A minority of people – even those who themselves benefitted from playing out as children – do find the idea of periodically restricting through traffic on a street difficult. Please refer to our Possible Concerns page, which covers all the concerns and objections we have come across, the same ones tend to come up again and again.
Even if there is no particular reason to object to a temporary play street, some people just don’t like change and will object to the idea in principle. These concerns should be listened to but it is important that the benefits to the whole street community are weighed up against the objections of those who don’t like the idea. Both Bristol and Hackney councils took the decision that only material objections (e.g. if the street was unsuitable or unsafe) would be used as a reason for a temporary play street to not go ahead.
In several places, even strong objectors have changed their minds once they have witnessed it, and found that the inconvenience to them was actually very low. Some have even become the most active supporters!
Playing Out provides in depth guidance for residents in our free Playing Out Manual, as well as two films you are welcome to use, which provide detailed demonstrations from Duncan Venison, Network Manager at Bristol City Council, see here and here.
When considering the question of supporting residents to safely close their street, firstly please keep in mind:
- play streets generally take place on cul-de-sacs or quiet roads outside of rush hour – residents aren’t dealing with large amounts of traffic
- residents who want to organise play streets are often extremely responsible citizens but also time poor, juggling jobs and childcare. They are organising the play street in their spare time, providing a huge benefit for their community at very little cost to the council
For these reasons it is inappropriate to ask residents to undertake Chapter 8 training, which is designed for traffic management operatives, who are closing busy highways as part of their every day jobs.
None of the councils with a successful play street scheme require in person training, they tend to offer some brief written guidance on how to close the road. One council has developed a 20minute e-learning module, if you’re interested in this we can put you in touch with them. Some councils offer in person support for the first play street session; someone who has done it before will attend and help brief the stewards and show them how to do it.
Most authorities are content with a competent person closing what are always quiet residential streets so long as they understand the methodology set out by Playing Out.
In July 2020 we ran a webinar called “How to promote Play Streets” – you can watch it for free here.

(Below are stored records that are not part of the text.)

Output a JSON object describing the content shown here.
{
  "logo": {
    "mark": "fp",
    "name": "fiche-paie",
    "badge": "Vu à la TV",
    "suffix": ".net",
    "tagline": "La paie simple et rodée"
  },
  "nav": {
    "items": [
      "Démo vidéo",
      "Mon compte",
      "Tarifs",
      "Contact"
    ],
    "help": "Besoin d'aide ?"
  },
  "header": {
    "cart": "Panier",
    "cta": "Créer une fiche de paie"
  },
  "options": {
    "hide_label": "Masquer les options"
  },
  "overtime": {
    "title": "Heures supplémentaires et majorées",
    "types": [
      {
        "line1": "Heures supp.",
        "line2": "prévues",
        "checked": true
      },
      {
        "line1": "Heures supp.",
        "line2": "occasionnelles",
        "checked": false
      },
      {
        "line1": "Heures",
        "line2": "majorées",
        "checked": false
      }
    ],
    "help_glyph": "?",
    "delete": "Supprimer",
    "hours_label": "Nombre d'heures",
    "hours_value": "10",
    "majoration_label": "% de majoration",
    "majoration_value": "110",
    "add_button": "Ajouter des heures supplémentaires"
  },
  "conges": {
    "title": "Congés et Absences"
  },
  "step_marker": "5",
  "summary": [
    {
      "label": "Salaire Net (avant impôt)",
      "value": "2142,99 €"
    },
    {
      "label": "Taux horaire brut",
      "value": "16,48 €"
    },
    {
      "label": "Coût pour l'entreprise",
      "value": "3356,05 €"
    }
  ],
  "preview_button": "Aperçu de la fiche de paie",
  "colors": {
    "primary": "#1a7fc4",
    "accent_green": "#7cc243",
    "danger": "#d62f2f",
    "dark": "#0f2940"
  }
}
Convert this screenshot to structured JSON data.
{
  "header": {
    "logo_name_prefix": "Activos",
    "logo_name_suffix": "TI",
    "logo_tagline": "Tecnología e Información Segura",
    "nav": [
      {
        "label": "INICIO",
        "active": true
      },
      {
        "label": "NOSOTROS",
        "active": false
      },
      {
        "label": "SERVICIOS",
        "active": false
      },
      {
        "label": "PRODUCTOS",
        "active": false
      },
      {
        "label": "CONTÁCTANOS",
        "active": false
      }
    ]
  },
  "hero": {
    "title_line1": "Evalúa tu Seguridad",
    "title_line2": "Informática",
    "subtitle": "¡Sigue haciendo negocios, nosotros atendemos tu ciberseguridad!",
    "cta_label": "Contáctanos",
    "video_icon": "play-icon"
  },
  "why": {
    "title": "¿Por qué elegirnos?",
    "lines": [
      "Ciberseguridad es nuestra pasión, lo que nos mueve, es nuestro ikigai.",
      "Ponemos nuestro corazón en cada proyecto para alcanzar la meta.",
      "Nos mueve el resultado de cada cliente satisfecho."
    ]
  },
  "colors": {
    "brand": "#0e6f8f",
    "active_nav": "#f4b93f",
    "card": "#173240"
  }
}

Street play is very effectively spread by word-of-mouth. Once it has happened on one street, people often hear about it through friends and contacts.
Playing Out can advise on methods that have succeeded in the past. The local media are often very interested in play streets and this will help increase awareness.
We have also used Facebook advertising, which can be targeted to local areas and can direct people directly to the street play section of your website.
Our local authority street play toolkit has much more information – please contact us for a copy.